Before we proceed to the present status of our dependence on it, let us dwell into several other instances of the DOCTRINE OF ESSENTIALITY being relied upon while delivering justice in the Indian courts.
In 1994, a constitutional bench of the Supreme Court ruled that a Mosque is not a critical part of Islam and Namaz can be offered anywhere as provided in the Islamic texts. The court was delivering the judgement for Dr M Ismail Faruqui & others VS Union of India & others while quoting so.
In the case of Gramsabha of Village Battis Shirala VS Union of India and others in 2014, the court relied upon the Essentiality Doctrine while rejecting the assertion of particular sect that the practice of catching and worshipping live Cobra snakes has been followed since a long time and is an indispensable part of their culture.
TEST OF ESSENTIALITY VS RELIGIOUS FREEDOM:
Certain legal scholars such as Prof Faizan Mustafa argue that the test of essentiality robs a religious practitioner off his freedom to approach and follow his religion the way he wishes to.
To support the contention, one must quote the Supreme Court’s acknowledgement in the case of Ratanlal Panachand Gandhi VS The State of Bombay and Others that “every person has a fundamental right to entertain such religious beliefs as may be approved by his judgment or conscience”.
CURRENT DEPENDENCE ON THE ESSENTIALITY DOCTRINE AND HOW IT IS BECOMING A BUZZWORD:
The most recent mainstream case concerning the DOCTRINE OF ESSENTIALITY is the Sabrimala Judgement. In the case, the apex court declared the ban on women of menstruating age (13-55 generally) from entering the Ayyapa Temple in Sabrimala as unconstitutional and void. The provisions of articles 13 and 14 coupled with religious freedoms under Article 25 were quoted by the court.
The court made it clear that it will approach the case from the lenses of the DOCTRINE OF ESSENTIALITY and will check whether the religious practices was actually of great significance to the existence of the religion or not.
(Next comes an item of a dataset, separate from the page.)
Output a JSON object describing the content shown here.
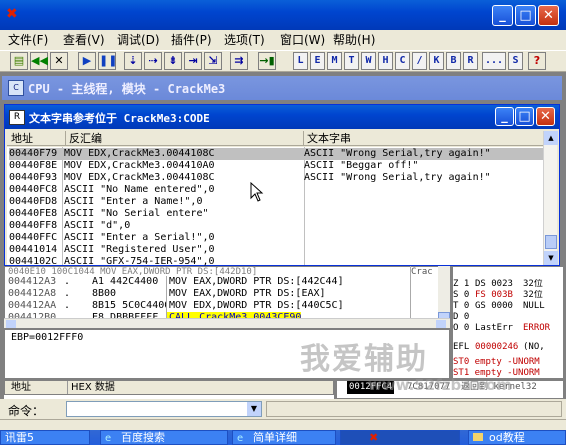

The Supreme Court of India followed the Doctrine of Essentiality while the order banning Jallikattu festival completely in 2014. The judges unanimously reached to a conclusion that it results in animal cruelty and is not a practice essential to the religion.
Still there are many examples of religious practices in controversy for their essentiality, where the Essentiality Doctrine needs to be applied more rationally to ensure better answer to such problems in future.
One of such major practices in question is the tradition of bursting crackers on Hindu festival Deepawali or Diwali. The last decade acted as an eye opener for the world with incidents of forest fires, ice melting, rising ocean levels and frequent earthquakes, all of them being a consequence of climate change. With more people getting educated and aware, the questions on the cracker bursting tradition on Diwali took themselves to multiple platforms evolving into debates.
While the proponents of the tradition said it is a religious practice followed by millions of Hindus since decades, the opponents argued that a tradition which is harmful for the human race and the environment should be not followed rationally.
Keeping the rising pollution levels, several states in India even banned the use of cracker during Diwali to ensure cleanliness and safety from the sword of Damocles hanging over us I the form of COVID-19 pandemic, which would prove to be more harmful if coupled with the respiratory problems caused due to bursting crackers. It is high time the government or the apex court should act proactively and take a call on the question of such a practice existing by evaluating it from the lenses of the DOCTRINE OF ESSENTIALITY.
It would be safe to conclude by inferring that the Essentiality Doctrine is destined to be used more frequently as we become more rational beings and questions anything unjust around us and eventually move ahead in our path of attaining perfection as a sensible and a secular Democracy.
(Writer, The Legal State)